(EXTRACTED ENTRIES)
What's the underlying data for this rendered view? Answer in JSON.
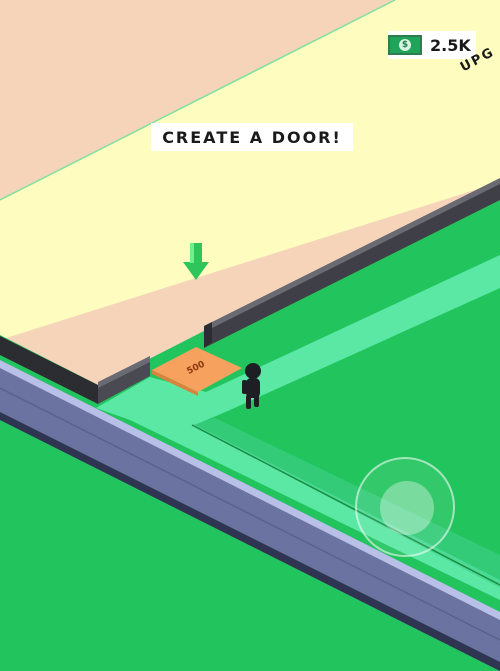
{
  "hud": {
    "money_amount": "2.5K",
    "objective_text": "CREATE A DOOR!",
    "upgrade_text": "UPG"
  },
  "world": {
    "door_pad_price": "500"
  },
  "icons": {
    "money": "money-bill-icon",
    "arrow": "arrow-down-icon"
  },
  "colors": {
    "floor": "#fffcc0",
    "outer_floor": "#f6d4b9",
    "grass": "#22c45e",
    "path": "#5ae8a4",
    "road": "#6b74a0",
    "wall": "#4a4a52",
    "pad": "#f6a25e",
    "arrow": "#2ec65a"
  }
}
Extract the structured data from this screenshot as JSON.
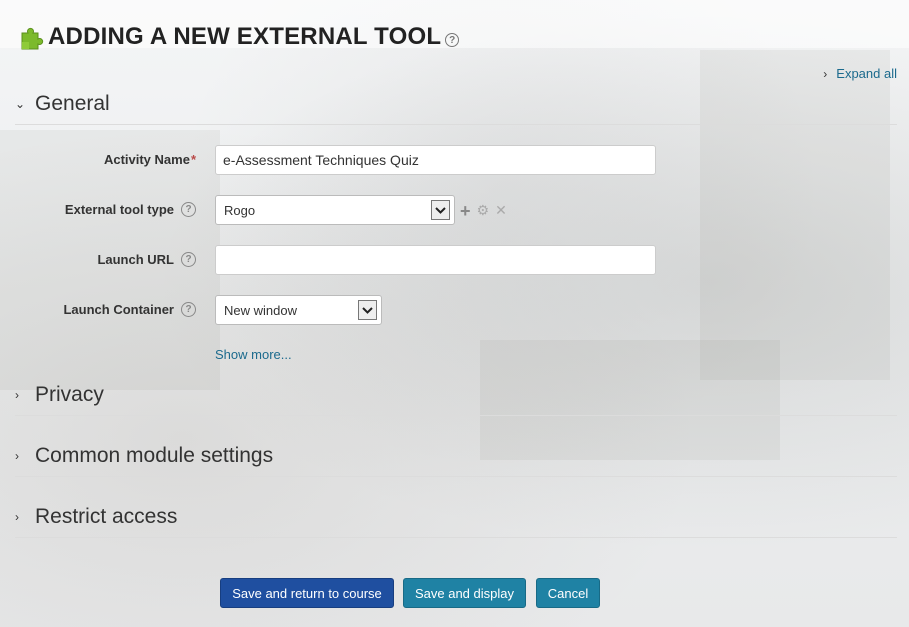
{
  "header": {
    "title": "ADDING A NEW EXTERNAL TOOL",
    "help_glyph": "?",
    "icon": "puzzle-icon",
    "icon_color": "#7cba2c"
  },
  "expand_all_label": "Expand all",
  "sections": {
    "general": "General",
    "privacy": "Privacy",
    "common": "Common module settings",
    "restrict": "Restrict access"
  },
  "form": {
    "activity_name_label": "Activity Name",
    "required_mark": "*",
    "activity_name_value": "e-Assessment Techniques Quiz",
    "tool_type_label": "External tool type",
    "tool_type_value": "Rogo",
    "launch_url_label": "Launch URL",
    "launch_url_value": "",
    "launch_container_label": "Launch Container",
    "launch_container_value": "New window",
    "show_more_label": "Show more...",
    "help_glyph": "?"
  },
  "buttons": {
    "save_return": "Save and return to course",
    "save_display": "Save and display",
    "cancel": "Cancel"
  },
  "colors": {
    "link": "#1b6a8d",
    "primary_button": "#1f4fa0",
    "secondary_button": "#1f82a4",
    "required": "#b94a48"
  }
}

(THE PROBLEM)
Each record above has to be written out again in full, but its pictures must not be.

(SOLUTION)
What's the underlying data for this rendered view? Answer in JSON.
{
  "hud": {
    "money_amount": "2.5K",
    "objective_text": "CREATE A DOOR!",
    "upgrade_text": "UPG"
  },
  "world": {
    "door_pad_price": "500"
  },
  "icons": {
    "money": "money-bill-icon",
    "arrow": "arrow-down-icon"
  },
  "colors": {
    "floor": "#fffcc0",
    "outer_floor": "#f6d4b9",
    "grass": "#22c45e",
    "path": "#5ae8a4",
    "road": "#6b74a0",
    "wall": "#4a4a52",
    "pad": "#f6a25e",
    "arrow": "#2ec65a"
  }
}
Extract the structured data from this screenshot as JSON.
{
  "header": {
    "title": "ADDING A NEW EXTERNAL TOOL",
    "help_glyph": "?",
    "icon": "puzzle-icon",
    "icon_color": "#7cba2c"
  },
  "expand_all_label": "Expand all",
  "sections": {
    "general": "General",
    "privacy": "Privacy",
    "common": "Common module settings",
    "restrict": "Restrict access"
  },
  "form": {
    "activity_name_label": "Activity Name",
    "required_mark": "*",
    "activity_name_value": "e-Assessment Techniques Quiz",
    "tool_type_label": "External tool type",
    "tool_type_value": "Rogo",
    "launch_url_label": "Launch URL",
    "launch_url_value": "",
    "launch_container_label": "Launch Container",
    "launch_container_value": "New window",
    "show_more_label": "Show more...",
    "help_glyph": "?"
  },
  "buttons": {
    "save_return": "Save and return to course",
    "save_display": "Save and display",
    "cancel": "Cancel"
  },
  "colors": {
    "link": "#1b6a8d",
    "primary_button": "#1f4fa0",
    "secondary_button": "#1f82a4",
    "required": "#b94a48"
  }
}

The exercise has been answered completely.